* **Task data**:
================

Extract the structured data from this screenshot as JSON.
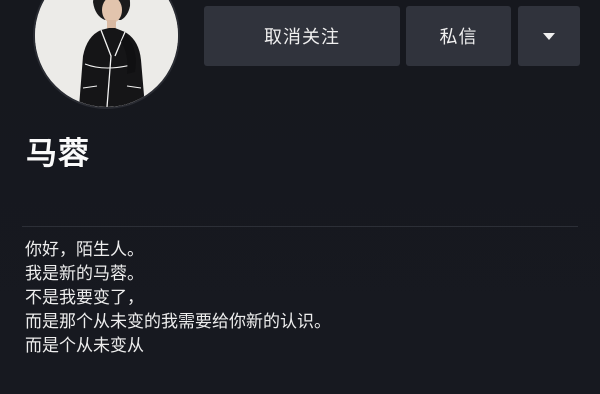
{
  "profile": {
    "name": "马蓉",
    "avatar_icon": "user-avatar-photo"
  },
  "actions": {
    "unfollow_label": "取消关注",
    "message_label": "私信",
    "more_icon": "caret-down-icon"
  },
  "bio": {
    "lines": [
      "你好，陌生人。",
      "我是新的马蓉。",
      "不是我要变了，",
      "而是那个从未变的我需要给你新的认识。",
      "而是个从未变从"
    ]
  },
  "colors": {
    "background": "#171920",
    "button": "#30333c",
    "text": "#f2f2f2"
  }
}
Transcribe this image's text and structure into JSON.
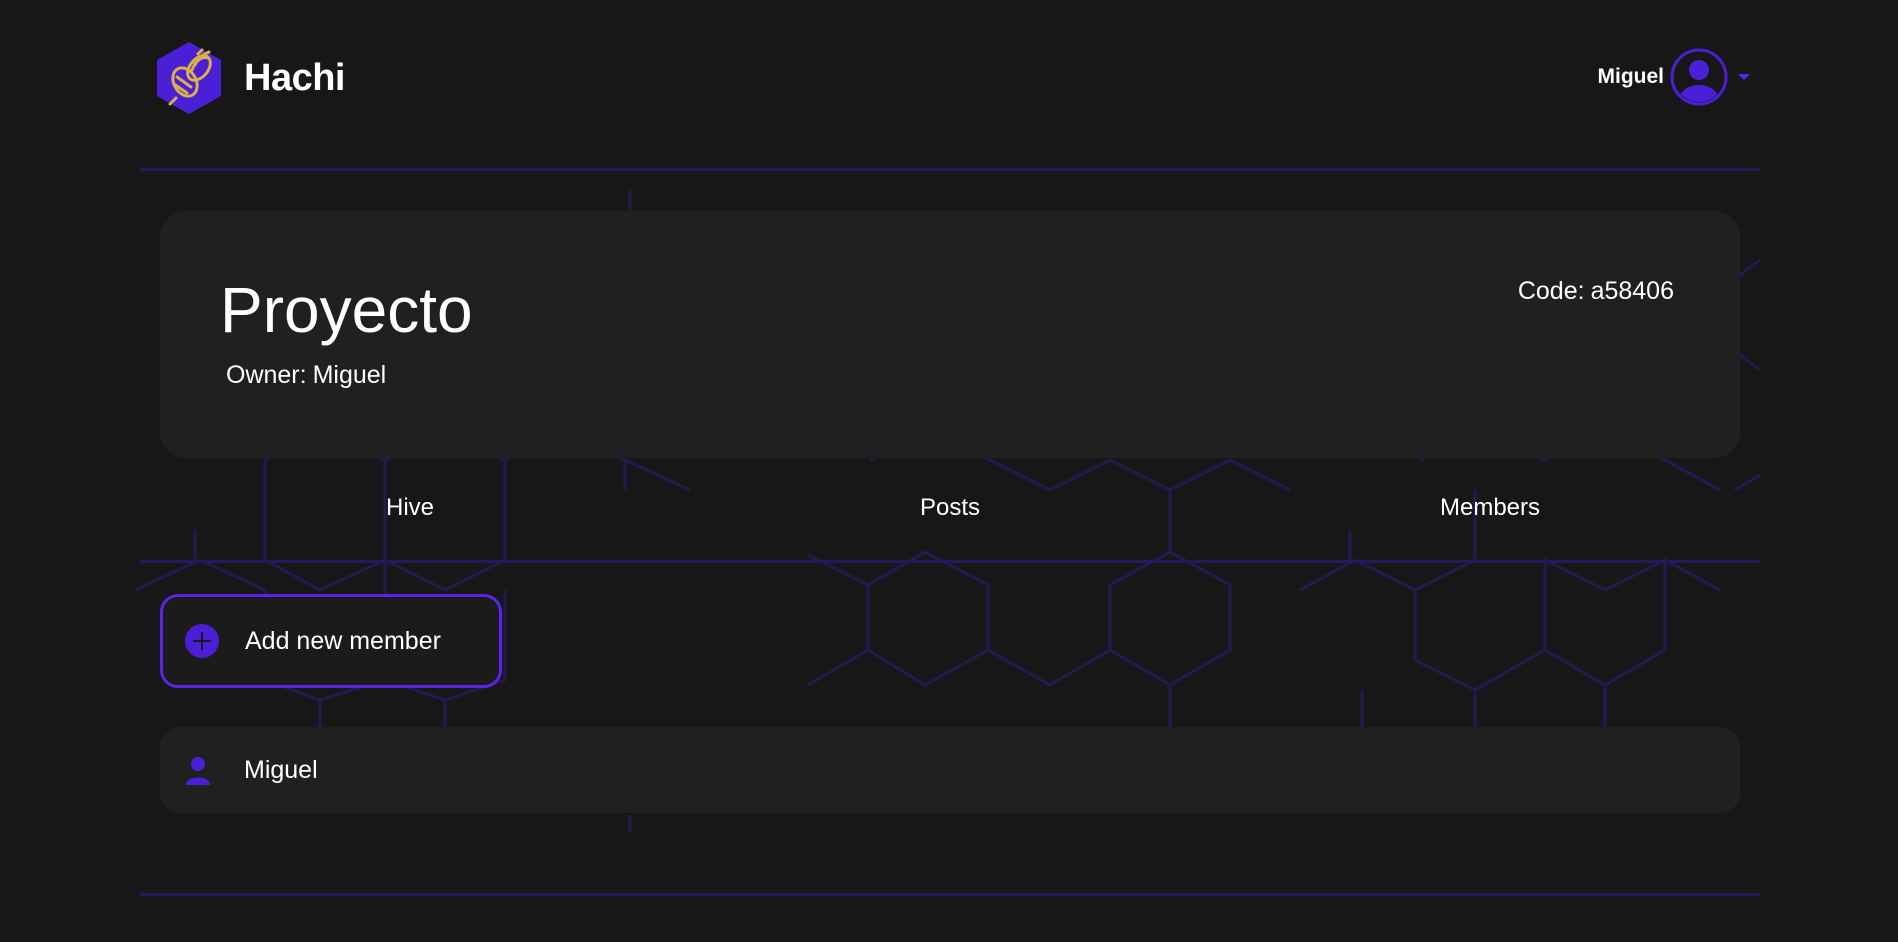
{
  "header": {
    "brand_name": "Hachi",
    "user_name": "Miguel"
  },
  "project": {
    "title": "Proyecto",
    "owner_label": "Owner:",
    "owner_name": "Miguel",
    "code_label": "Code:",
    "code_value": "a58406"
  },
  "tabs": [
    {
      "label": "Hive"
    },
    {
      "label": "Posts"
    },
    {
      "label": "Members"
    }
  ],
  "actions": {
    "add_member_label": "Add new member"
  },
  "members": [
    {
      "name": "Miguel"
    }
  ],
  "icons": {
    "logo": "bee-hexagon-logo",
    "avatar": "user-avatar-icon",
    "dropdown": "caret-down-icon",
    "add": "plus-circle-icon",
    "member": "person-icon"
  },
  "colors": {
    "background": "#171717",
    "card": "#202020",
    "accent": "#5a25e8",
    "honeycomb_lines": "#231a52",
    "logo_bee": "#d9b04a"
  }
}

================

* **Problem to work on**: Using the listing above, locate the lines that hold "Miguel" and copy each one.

* **Result of this task**:
    "user_name": "Miguel"
    "owner_name": "Miguel",
      "name": "Miguel"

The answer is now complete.